> _Exercise directions_: If a line in the material below has the word "image", copy it.

> _Data under study_:

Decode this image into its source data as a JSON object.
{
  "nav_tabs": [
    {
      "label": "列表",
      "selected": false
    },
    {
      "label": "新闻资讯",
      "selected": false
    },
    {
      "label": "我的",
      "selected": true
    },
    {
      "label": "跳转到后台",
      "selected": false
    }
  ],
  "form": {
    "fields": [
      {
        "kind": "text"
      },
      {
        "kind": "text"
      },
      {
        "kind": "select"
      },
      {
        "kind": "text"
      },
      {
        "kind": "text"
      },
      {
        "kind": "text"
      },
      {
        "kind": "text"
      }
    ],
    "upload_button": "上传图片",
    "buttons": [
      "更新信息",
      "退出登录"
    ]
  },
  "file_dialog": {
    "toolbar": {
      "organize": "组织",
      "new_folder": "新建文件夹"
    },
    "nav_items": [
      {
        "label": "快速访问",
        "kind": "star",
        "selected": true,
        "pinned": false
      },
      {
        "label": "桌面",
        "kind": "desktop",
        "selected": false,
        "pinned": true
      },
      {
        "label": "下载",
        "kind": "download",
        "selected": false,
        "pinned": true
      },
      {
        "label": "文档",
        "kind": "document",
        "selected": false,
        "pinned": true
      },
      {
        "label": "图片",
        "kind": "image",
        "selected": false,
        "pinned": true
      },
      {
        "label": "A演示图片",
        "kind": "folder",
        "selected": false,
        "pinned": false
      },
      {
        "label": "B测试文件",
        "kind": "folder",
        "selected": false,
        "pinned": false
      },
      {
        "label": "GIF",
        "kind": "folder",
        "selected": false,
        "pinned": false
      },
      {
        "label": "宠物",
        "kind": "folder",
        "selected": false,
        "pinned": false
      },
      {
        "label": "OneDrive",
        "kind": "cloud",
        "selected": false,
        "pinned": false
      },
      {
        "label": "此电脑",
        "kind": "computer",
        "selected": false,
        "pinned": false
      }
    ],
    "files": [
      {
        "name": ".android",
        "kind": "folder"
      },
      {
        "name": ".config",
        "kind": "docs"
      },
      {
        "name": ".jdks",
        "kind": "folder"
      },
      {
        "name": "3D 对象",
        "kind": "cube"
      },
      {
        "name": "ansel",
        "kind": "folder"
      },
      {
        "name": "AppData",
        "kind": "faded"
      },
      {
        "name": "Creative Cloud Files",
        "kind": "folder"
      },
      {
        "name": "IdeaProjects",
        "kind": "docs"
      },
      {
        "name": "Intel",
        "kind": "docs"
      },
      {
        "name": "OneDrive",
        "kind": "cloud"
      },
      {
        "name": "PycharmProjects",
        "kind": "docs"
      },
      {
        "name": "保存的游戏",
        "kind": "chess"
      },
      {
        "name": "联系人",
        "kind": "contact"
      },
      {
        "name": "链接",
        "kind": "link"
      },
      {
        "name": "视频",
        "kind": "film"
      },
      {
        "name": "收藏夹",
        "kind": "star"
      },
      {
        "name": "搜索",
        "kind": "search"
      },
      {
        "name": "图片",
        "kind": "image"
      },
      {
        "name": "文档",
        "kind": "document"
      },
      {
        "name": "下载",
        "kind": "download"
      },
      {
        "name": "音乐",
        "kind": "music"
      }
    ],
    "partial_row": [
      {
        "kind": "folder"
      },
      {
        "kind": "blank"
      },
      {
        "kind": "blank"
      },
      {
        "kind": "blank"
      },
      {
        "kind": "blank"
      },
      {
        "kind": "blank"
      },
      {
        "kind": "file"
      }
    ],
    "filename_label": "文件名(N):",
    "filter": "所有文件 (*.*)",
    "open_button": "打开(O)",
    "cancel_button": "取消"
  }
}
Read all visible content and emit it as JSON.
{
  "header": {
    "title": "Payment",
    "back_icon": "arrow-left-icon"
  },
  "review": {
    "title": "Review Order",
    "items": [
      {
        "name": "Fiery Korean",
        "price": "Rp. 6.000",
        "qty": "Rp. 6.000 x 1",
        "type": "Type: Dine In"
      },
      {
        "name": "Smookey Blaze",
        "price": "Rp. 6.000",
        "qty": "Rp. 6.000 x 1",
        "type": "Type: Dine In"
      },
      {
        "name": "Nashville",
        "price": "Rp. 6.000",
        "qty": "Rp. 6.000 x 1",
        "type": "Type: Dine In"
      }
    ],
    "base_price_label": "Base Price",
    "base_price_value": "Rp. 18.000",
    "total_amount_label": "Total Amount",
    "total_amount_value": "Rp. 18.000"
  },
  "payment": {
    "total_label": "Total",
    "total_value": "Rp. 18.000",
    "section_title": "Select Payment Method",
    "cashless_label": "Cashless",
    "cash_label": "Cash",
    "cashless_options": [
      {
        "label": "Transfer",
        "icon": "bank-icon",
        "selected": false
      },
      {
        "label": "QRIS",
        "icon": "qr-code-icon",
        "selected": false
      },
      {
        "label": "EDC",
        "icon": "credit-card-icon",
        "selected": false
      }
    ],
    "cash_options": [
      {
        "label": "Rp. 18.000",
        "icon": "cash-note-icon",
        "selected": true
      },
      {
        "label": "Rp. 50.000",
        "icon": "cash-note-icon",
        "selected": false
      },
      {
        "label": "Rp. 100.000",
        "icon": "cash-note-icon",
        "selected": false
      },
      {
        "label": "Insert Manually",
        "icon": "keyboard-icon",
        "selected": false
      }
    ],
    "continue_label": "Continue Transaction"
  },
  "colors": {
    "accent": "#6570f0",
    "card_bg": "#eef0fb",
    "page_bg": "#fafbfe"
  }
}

> _Problem solution_:
Decode this image into its source data as a JSON object.
        "kind": "image",
        "kind": "image"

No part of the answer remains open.